Problem statement: For the word "text", find each line in the entries where it occurs and copy that line.

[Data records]
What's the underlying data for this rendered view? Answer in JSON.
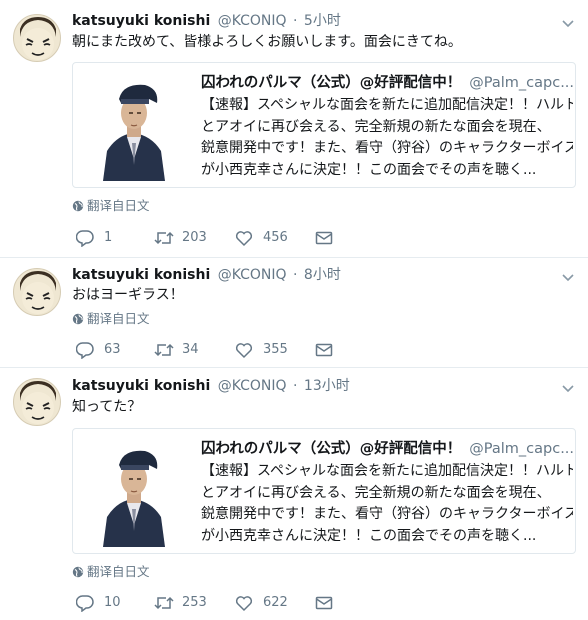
{
  "tweets": [
    {
      "name": "katsuyuki konishi",
      "handle": "@KCONIQ",
      "dot": "·",
      "time": "5小时",
      "text": "朝にまた改めて、皆様よろしくお願いします。面会にきてね。",
      "card": {
        "title": "囚われのパルマ（公式）@好評配信中！",
        "handle": "@Palm_capc...",
        "lines": [
          "【速報】スペシャルな面会を新たに追加配信決定！！ハルト",
          "とアオイに再び会える、完全新規の新たな面会を現在、",
          "鋭意開発中です！また、看守（狩谷）のキャラクターボイス",
          "が小西克幸さんに決定！！この面会でその声を聴く..."
        ]
      },
      "translate": "翻译自日文",
      "replies": "1",
      "retweets": "203",
      "likes": "456"
    },
    {
      "name": "katsuyuki konishi",
      "handle": "@KCONIQ",
      "dot": "·",
      "time": "8小时",
      "text": "おはヨーギラス！",
      "translate": "翻译自日文",
      "replies": "63",
      "retweets": "34",
      "likes": "355"
    },
    {
      "name": "katsuyuki konishi",
      "handle": "@KCONIQ",
      "dot": "·",
      "time": "13小时",
      "text": "知ってた？",
      "card": {
        "title": "囚われのパルマ（公式）@好評配信中！",
        "handle": "@Palm_capc...",
        "lines": [
          "【速報】スペシャルな面会を新たに追加配信決定！！ハルト",
          "とアオイに再び会える、完全新規の新たな面会を現在、",
          "鋭意開発中です！また、看守（狩谷）のキャラクターボイス",
          "が小西克幸さんに決定！！この面会でその声を聴く..."
        ]
      },
      "translate": "翻译自日文",
      "replies": "10",
      "retweets": "253",
      "likes": "622"
    }
  ],
  "colors": {
    "text": "#14171a",
    "muted": "#657786",
    "border": "#e6ecf0"
  }
}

Answer:
      "text": "朝にまた改めて、皆様よろしくお願いします。面会にきてね。",
      "text": "おはヨーギラス！",
      "text": "知ってた？",
    "text": "#14171a",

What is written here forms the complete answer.